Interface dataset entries
........

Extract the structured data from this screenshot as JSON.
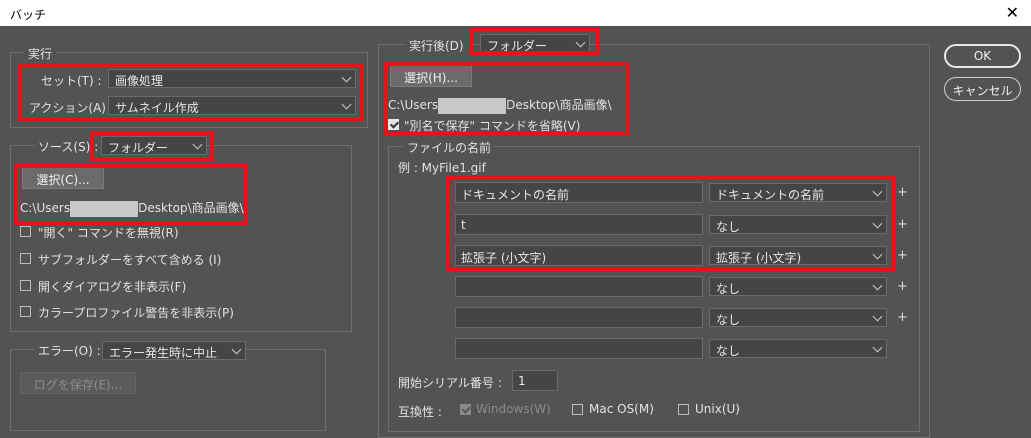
{
  "window": {
    "title": "バッチ",
    "close_glyph": "✕"
  },
  "play": {
    "legend": "実行",
    "set_label": "セット(T) :",
    "set_value": "画像処理",
    "action_label": "アクション(A) :",
    "action_value": "サムネイル作成"
  },
  "source": {
    "label": "ソース(S) :",
    "value": "フォルダー",
    "choose_button": "選択(C)...",
    "path_prefix": "C:\\Users",
    "path_suffix": "Desktop\\商品画像\\",
    "options": [
      "\"開く\" コマンドを無視(R)",
      "サブフォルダーをすべて含める (I)",
      "開くダイアログを非表示(F)",
      "カラープロファイル警告を非表示(P)"
    ]
  },
  "errors": {
    "label": "エラー(O) :",
    "value": "エラー発生時に中止",
    "save_log_button": "ログを保存(E)..."
  },
  "destination": {
    "label": "実行後(D)",
    "value": "フォルダー",
    "choose_button": "選択(H)...",
    "path_prefix": "C:\\Users",
    "path_suffix": "Desktop\\商品画像\\",
    "override_save": "\"別名で保存\" コマンドを省略(V)"
  },
  "file_naming": {
    "legend": "ファイルの名前",
    "example": "例 : MyFile1.gif",
    "rows": [
      {
        "text": "ドキュメントの名前",
        "select": "ドキュメントの名前",
        "plus": "+"
      },
      {
        "text": "t",
        "select": "なし",
        "plus": "+"
      },
      {
        "text": "拡張子 (小文字)",
        "select": "拡張子 (小文字)",
        "plus": "+"
      },
      {
        "text": "",
        "select": "なし",
        "plus": "+"
      },
      {
        "text": "",
        "select": "なし",
        "plus": "+"
      },
      {
        "text": "",
        "select": "なし",
        "plus": ""
      }
    ],
    "serial_label": "開始シリアル番号 :",
    "serial_value": "1",
    "compat_label": "互換性 :",
    "compat_windows": "Windows(W)",
    "compat_mac": "Mac OS(M)",
    "compat_unix": "Unix(U)"
  },
  "buttons": {
    "ok": "OK",
    "cancel": "キャンセル"
  },
  "colors": {
    "highlight": "#e3151a",
    "dialog_bg": "#535353"
  }
}
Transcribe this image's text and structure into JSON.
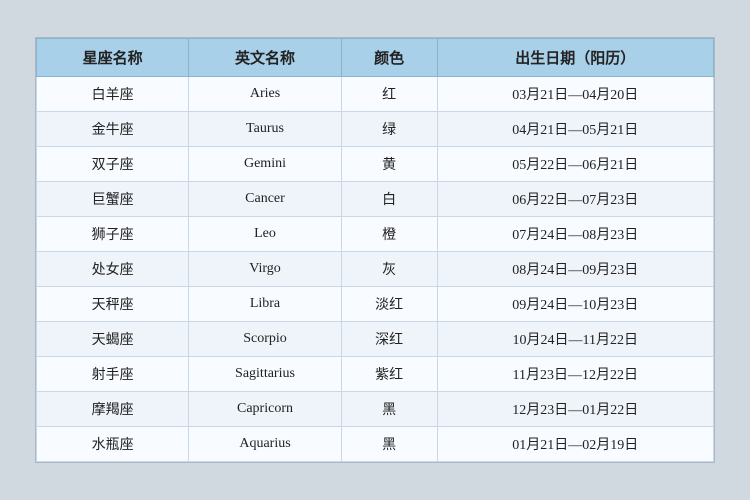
{
  "table": {
    "headers": [
      "星座名称",
      "英文名称",
      "颜色",
      "出生日期（阳历）"
    ],
    "rows": [
      {
        "zh": "白羊座",
        "en": "Aries",
        "color": "红",
        "dates": "03月21日—04月20日"
      },
      {
        "zh": "金牛座",
        "en": "Taurus",
        "color": "绿",
        "dates": "04月21日—05月21日"
      },
      {
        "zh": "双子座",
        "en": "Gemini",
        "color": "黄",
        "dates": "05月22日—06月21日"
      },
      {
        "zh": "巨蟹座",
        "en": "Cancer",
        "color": "白",
        "dates": "06月22日—07月23日"
      },
      {
        "zh": "狮子座",
        "en": "Leo",
        "color": "橙",
        "dates": "07月24日—08月23日"
      },
      {
        "zh": "处女座",
        "en": "Virgo",
        "color": "灰",
        "dates": "08月24日—09月23日"
      },
      {
        "zh": "天秤座",
        "en": "Libra",
        "color": "淡红",
        "dates": "09月24日—10月23日"
      },
      {
        "zh": "天蝎座",
        "en": "Scorpio",
        "color": "深红",
        "dates": "10月24日—11月22日"
      },
      {
        "zh": "射手座",
        "en": "Sagittarius",
        "color": "紫红",
        "dates": "11月23日—12月22日"
      },
      {
        "zh": "摩羯座",
        "en": "Capricorn",
        "color": "黑",
        "dates": "12月23日—01月22日"
      },
      {
        "zh": "水瓶座",
        "en": "Aquarius",
        "color": "黑",
        "dates": "01月21日—02月19日"
      }
    ]
  }
}
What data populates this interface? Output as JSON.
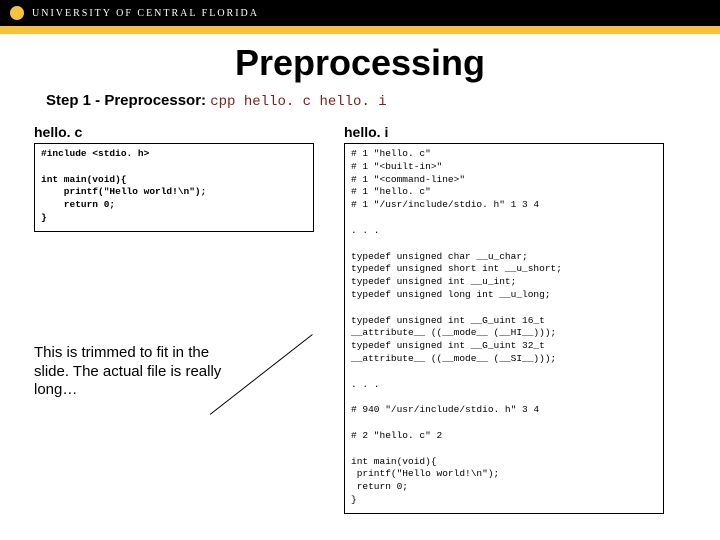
{
  "university": "UNIVERSITY OF CENTRAL FLORIDA",
  "title": "Preprocessing",
  "step": {
    "label": "Step 1 - Preprocessor:",
    "cmd": "cpp hello. c hello. i"
  },
  "left": {
    "filename": "hello. c",
    "line1": "#include <stdio. h>",
    "line2": "int main(void){",
    "line3": "    printf(\"Hello world!\\n\");",
    "line4": "    return 0;",
    "line5": "}"
  },
  "note": "This is trimmed to fit in the slide. The actual file is really long…",
  "right": {
    "filename": "hello. i",
    "b1l1": "# 1 \"hello. c\"",
    "b1l2": "# 1 \"<built-in>\"",
    "b1l3": "# 1 \"<command-line>\"",
    "b1l4": "# 1 \"hello. c\"",
    "b1l5": "# 1 \"/usr/include/stdio. h\" 1 3 4",
    "dots1": ". . .",
    "b2l1": "typedef unsigned char __u_char;",
    "b2l2": "typedef unsigned short int __u_short;",
    "b2l3": "typedef unsigned int __u_int;",
    "b2l4": "typedef unsigned long int __u_long;",
    "b3l1": "typedef unsigned int __G_uint 16_t",
    "b3l2": "__attribute__ ((__mode__ (__HI__)));",
    "b3l3": "typedef unsigned int __G_uint 32_t",
    "b3l4": "__attribute__ ((__mode__ (__SI__)));",
    "dots2": ". . .",
    "b4l1": "# 940 \"/usr/include/stdio. h\" 3 4",
    "b5l1": "# 2 \"hello. c\" 2",
    "b6l1": "int main(void){",
    "b6l2": " printf(\"Hello world!\\n\");",
    "b6l3": " return 0;",
    "b6l4": "}"
  }
}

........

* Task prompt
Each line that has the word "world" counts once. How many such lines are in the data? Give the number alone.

* Exercise solution
2